* [Work item]
Could you set down, exactly as they stand, only the lines from the one containing "Convert this screenshot" through the end of the listing?

--- START ---

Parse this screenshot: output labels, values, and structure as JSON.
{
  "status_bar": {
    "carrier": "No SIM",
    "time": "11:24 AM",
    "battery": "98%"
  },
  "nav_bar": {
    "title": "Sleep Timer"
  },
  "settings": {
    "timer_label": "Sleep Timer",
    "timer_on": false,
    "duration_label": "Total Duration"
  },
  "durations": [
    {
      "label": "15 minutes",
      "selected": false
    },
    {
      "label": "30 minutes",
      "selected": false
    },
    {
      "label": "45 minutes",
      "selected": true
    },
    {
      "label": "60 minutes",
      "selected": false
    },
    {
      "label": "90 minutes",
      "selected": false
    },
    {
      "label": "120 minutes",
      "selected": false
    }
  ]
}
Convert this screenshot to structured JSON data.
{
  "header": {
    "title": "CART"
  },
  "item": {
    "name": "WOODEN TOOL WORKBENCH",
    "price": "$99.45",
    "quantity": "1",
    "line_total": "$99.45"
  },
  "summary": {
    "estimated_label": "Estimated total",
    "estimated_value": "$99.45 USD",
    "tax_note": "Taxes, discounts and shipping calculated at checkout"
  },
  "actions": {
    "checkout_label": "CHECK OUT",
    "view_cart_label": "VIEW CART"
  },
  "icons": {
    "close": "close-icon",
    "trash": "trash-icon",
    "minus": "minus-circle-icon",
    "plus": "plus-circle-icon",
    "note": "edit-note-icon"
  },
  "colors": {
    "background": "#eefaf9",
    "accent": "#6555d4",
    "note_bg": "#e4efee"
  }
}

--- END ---

* [Exercise solution]
Convert this screenshot to structured JSON data.
{
  "header": {
    "title": "CART"
  },
  "item": {
    "name": "WOODEN TOOL WORKBENCH",
    "price": "$99.45",
    "quantity": "1",
    "line_total": "$99.45"
  },
  "summary": {
    "estimated_label": "Estimated total",
    "estimated_value": "$99.45 USD",
    "tax_note": "Taxes, discounts and shipping calculated at checkout"
  },
  "actions": {
    "checkout_label": "CHECK OUT",
    "view_cart_label": "VIEW CART"
  },
  "icons": {
    "close": "close-icon",
    "trash": "trash-icon",
    "minus": "minus-circle-icon",
    "plus": "plus-circle-icon",
    "note": "edit-note-icon"
  },
  "colors": {
    "background": "#eefaf9",
    "accent": "#6555d4",
    "note_bg": "#e4efee"
  }
}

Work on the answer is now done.